The Scientific Advisory Committee on Nutrition estimates the average daily energy requirements for children aged 7 to 10 years old are:
|7||6,900kJ or 1,649kcal||6,400kJ or 1,530kcal|
|8||7,300kJ or 1,745kcal||6,800kJ or 1,625kcal|
|9||7,700kJ or 1,840kcal||7,200kJ or 1,721kcal|
|10||8,500kJ or 2,032kcal||8,100kJ or 1,936kcal|
Diet Chart For Kids
Kids are the one who tends to exhaust their energy by extensive physical activities. Kids are still in the high growth stage where consumption of a proper amount of nutrients is inevitable. Parents should consider providing nutrient-dense food which may include protein, fruits, vegetables, grains, dairy, etc. Diet for kids defines their energy level for the entire day and determines future body growth.
Diet for kids should be :
- It should be free from harmful calories like added sugar and trans fats.
- Kids need around 1000 – 1400 Kcal every day. However, as age increases, the required calories also increase.
- Kids should be given fresh fruits and vegetables.
- Fruits should be raw and nutrient-dense.
- Dark green and leafy, red and orange, beans and peas should be served for vegetables along with sprouts for
- Different types of grains should be given in order to have protection from any vitamin and nutrient deficiency.
- Fat-free or low-fat drinks should also be the part of the diet. Milk, 100% pure juice, etc. can boost the energy level.
- Dry fruits are rich sources of energy, they should be given based on the growth and activity level of the kids.
- The diet must not include fried food as it includes saturated and trans-fat which are harmful to a healthy growth.
- Artificial sweeteners should not be included in the diet.
- The diet should be balanced and should be catering to the needs of the kids.
Food Items To Limit
- Microwave popcorn
- Processed meats
- Canned Tomatoes
- Kid’s Yogurt
- Sugary Cereals
- Apple Juice
- Boxed Mac ‘n’ Cheese
- Fruit Snacks
- Sports Drinks
- Flash-Fried Frozen Finger Foods
- Raw Milk
Do’s And Dont’s
Do’s & Dont’s
- Do set a good example for your child to copy. Share mealtimes and eat the same healthy foods.
- Do discourage snacking on sweets and fatty foods. Keep plenty of healthy foods, such as fruits, raw vegetables, low-fat crackers, and yogurt, around for children to eat between meals.
- Do allow children to follow their natural appetites when deciding how much to eat.
- Do encourage children to enjoy fruits and vegetables by giving them a variety from an early age.
- Don’t give skim or 1-percent-fat milk to children under the age of 5 unless your doctor prescribes it; at this stage, children need the extra calories in whole milk.
- Do ask children to help prepare meals. If parents rely mostly on convenience foods, children may not learn to enjoy cooking.
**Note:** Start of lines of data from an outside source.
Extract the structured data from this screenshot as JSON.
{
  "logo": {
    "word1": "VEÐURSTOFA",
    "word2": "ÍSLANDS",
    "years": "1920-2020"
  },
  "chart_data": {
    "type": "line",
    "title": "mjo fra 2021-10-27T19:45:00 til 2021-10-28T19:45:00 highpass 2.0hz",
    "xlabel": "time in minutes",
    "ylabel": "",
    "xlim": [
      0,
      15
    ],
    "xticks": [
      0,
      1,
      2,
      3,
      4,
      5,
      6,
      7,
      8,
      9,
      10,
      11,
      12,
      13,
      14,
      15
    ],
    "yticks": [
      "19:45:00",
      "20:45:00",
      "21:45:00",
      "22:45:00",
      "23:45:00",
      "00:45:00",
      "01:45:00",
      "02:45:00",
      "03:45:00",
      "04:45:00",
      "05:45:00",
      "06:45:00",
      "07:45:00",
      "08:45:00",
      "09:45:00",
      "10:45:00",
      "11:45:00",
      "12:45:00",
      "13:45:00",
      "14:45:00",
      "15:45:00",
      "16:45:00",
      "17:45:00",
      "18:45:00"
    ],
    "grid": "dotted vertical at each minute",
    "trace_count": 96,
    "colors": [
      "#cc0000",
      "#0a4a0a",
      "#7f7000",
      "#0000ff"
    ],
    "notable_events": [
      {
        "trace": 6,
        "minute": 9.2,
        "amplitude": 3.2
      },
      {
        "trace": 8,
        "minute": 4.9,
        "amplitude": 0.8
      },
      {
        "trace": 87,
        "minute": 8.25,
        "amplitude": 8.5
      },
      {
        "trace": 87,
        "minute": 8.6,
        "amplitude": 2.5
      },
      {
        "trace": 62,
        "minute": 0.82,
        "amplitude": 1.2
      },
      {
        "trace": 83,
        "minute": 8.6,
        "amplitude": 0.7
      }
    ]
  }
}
- Don’t add unnecessary sugar to drinks and foods.
- Don’t accustom children to extra salt by adding it to food or placing the shaker on the table.
- Don’t give whole nuts to children under the age of 5, who may choke on them. Peanut butter and chopped nuts are fine as long as the child is not allergic to them.
- Don’t force children to eat more than they want.
- Don’t use food as a bribe.
- Don’t make children feel guilty about eating any type of food.
Food Items You Can Easily Consume
- Eggs : A fantastic source of protein, eggs are also one of the few foods that naturally contain Vitamin D.
- Dairy : Milk and milk products are important source of carbohydrates, protein and essential vitamins (A, B12, riboflavin and niacin) and minerals, such as – calcium, phosphorus, and potassium.
- Oatmeal : Not only is oatmeal a rich source of protein, it has low fat content!
- Blueberries : It has been known to lower the risk of heart disease and diabetes, and improve brain function.
- Nuts : An assortment of nuts can be a great source of vegetable protein, fiber, vitamins and ‘good’ fats that are important for the growth and development of your child.
- Fish : Fish is a great source of vitamin D & Omega 3 Fatty Acids, which are super important for the proper functioning of your child’s brain and can also reduce the risk of many major diseases.
- All The Greens : Leafy vegetables are high in dietary fibre, folic acid, vitamin C and potassium, and can thus speed up digestion, improve bone health and reduce the risk of major diseases.